Hollywood’s not exactly comfy with this formulation: rarely does it allow the imbrication of the partitioned, of consciousness and ‘the real’, a life beyond the spectacular. One notable surprise exception is Neil LaBute’s Nurse Betty (2000), in which the central figure, Betty Sizemore (Renée Zellweger), fixates on a hospital soap opera as means of escaping the trauma of witnessing her no-good car salesman husband (Aaron Eckhadrt) being brutally murdered. Betty founds the notion that she is the former fiancée of her soap opera idol Dr. David Rowell (Greg Kinnear), and leaves for Los Angeles to find the hospital where he works as a cardiologist. What’s profound about Nurse Betty is the way it plays cognitive dissonance reduction for laughs: Betty’s so adept at maintaining (and enjoying) her symptom/fantasy that our expectation that it’s about to undergo rupture is constantly and hilariously undermined. Betty becomes a ‘real nurse’ after performing an emergency tracheotomy that she’s learned from the telly; Betty’s flat mate Roza, scheming to burst Betty’s bubble, eventually confronts her with George McCord, the actor who plays Betty’s imagined ‘husband’ Dr David Ravell, accompanied by the soap’s producer and other actors – but Betty’s dream doesn’t go to pieces as it ought: instead, George McCord takes her lovelorn speech as the pitch of a young, ambitious actress wanting to get on the show – falls in love with her – and, reducing his own cognitive dissonance now, reads Betty’s delusional identification with the soap opera as highly committed Stanislavski-school Method. Nurse Betty’s a rare study in the dialogics of phantasm, one which withholds on folding down the partitions until a penultimate, devastating scene in which Betty finally steps onto the set of her soap opera ‘hospital’, and simply cannot find the equipment to maintain her delusion any further. Meanwhile, her ‘real’ husband’s murderers – an aging hit man plus sidekick – are closing in, the return of the repressed, searching for the drugs stolen by her husband. But the hit man, planning his retirement after this one final job, has also begun to project onto Betty his notion of an ideal woman...

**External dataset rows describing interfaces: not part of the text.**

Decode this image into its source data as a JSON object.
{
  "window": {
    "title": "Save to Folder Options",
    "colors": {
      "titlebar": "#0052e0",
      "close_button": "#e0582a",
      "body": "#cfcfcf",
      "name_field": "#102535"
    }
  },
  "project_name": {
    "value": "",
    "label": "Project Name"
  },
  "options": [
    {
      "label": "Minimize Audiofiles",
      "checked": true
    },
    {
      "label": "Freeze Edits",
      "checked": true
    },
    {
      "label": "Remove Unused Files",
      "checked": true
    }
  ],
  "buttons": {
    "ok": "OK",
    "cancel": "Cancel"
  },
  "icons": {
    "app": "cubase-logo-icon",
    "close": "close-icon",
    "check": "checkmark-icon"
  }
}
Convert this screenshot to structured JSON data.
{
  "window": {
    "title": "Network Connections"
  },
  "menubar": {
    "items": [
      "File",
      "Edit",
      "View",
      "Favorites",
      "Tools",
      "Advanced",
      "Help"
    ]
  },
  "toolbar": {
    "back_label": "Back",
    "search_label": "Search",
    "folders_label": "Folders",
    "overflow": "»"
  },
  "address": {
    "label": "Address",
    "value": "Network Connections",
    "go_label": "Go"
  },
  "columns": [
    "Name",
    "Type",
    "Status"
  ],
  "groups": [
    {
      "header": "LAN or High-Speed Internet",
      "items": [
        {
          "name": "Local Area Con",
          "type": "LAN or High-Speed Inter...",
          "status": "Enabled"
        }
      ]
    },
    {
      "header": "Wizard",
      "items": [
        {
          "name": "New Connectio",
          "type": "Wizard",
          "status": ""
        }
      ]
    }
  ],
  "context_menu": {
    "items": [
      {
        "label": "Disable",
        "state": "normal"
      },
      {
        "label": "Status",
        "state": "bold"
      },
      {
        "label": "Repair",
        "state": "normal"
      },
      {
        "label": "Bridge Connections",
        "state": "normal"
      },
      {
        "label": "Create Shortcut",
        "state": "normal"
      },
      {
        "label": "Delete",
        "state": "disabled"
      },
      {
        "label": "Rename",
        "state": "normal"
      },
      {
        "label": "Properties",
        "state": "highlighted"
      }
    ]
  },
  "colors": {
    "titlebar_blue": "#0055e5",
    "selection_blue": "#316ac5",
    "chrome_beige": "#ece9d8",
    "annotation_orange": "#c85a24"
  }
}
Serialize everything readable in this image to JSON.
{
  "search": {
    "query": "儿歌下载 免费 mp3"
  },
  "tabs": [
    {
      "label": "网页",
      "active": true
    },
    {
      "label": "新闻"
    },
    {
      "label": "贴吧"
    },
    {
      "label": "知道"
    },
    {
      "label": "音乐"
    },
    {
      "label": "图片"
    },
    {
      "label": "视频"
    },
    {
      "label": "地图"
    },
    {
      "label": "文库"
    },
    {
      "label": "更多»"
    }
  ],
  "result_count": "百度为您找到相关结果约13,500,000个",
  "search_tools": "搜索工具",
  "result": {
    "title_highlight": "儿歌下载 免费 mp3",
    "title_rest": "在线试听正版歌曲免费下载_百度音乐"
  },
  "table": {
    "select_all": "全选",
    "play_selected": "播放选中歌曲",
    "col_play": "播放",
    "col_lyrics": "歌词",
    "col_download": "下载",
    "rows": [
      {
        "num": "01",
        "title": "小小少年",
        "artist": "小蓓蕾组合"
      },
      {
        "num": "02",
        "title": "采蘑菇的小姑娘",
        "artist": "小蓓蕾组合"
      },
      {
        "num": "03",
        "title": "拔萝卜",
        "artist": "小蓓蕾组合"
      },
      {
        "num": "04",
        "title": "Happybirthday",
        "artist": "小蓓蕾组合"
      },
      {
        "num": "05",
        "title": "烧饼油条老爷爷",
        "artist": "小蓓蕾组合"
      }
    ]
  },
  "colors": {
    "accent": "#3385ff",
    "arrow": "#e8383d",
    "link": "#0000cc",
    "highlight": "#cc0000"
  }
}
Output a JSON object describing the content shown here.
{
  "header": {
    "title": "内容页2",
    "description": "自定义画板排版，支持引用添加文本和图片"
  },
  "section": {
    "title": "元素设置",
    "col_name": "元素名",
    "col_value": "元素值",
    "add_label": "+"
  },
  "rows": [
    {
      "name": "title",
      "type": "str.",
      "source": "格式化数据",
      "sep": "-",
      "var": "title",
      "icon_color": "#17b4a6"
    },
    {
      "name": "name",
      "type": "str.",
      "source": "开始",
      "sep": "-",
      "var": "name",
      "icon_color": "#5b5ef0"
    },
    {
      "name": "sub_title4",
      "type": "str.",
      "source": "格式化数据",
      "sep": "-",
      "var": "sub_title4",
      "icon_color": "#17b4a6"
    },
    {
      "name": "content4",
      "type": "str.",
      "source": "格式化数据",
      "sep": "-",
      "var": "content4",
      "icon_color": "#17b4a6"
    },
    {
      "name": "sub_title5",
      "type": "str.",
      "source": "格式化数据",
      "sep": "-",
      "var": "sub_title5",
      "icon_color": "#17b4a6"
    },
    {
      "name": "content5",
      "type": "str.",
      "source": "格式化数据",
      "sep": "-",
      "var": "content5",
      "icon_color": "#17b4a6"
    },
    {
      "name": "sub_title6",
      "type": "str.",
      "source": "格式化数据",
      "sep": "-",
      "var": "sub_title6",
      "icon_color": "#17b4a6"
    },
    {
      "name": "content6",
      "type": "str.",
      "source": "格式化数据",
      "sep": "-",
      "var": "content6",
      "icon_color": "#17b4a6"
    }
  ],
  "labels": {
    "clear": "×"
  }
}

Of course, Nurse Betty’s not one to go ‘all the way’. We know from the beginning that Betty’s deluded and where ‘the Real’ is at. This ain’t the vertiginous territory of Lynch and Dick, but at least the film’s honest about the ways in which we manage the constant discrepancy between what we imagine ourselves to be and what we are, the petits morts we go through day to day as our phantasy’s perimeters are punctured and reconstituted, is knocked back and rises again like a morning dough. What Nurse Betty shares with Dick and Lynch is this sense that the fantasy cannot hold; stuff bleeds back through from the Real on darkling vectors, borne on strange impulses, negations that remain out of sight. The crucial point of departure from late Lynch, though, and indeed what separates this great director’s film-making ontologically from the rest of Hollywood, is his treatment of the relation between world and mind as a duplex: information is written both ways simultaneously, never (as in Total Recall, The Matrix, or the recent, ghastly, Vanilla Sky) revealing itself as ‘all dream’ (or as in David Fincher’s The Game, all dissimulation, physical conspiracy).

That practice of sealing off the phantasmatic, the scene of the crime, of containing it (as in Star Trek) within a Holodeck, is, of course, a stratagem: what’s outside the deck, however fucked, must be ‘real’. It’s a stratagem that’s anathema to Dick/Lynch, where the moment of the Great Partition’s collapse in a single subject (Do Androids Dream’s Rick Deckard, A Scanner Darkly’s Fred/Bob Arctor, Lost Highway’s Fred Madison/Pete Dayton, Mullhollands Drive’s Betty Elms/Diane Selwyn) is taken as symptomatic of the human condition itself: not a motor to drive an action movie, but the motor which, oscillating through the dark dividend (‘You’ll Never Have Me!’) drives everything we do.

JJ King <jamie AT> is a contributing editor of Mute, writer and singer in Snakes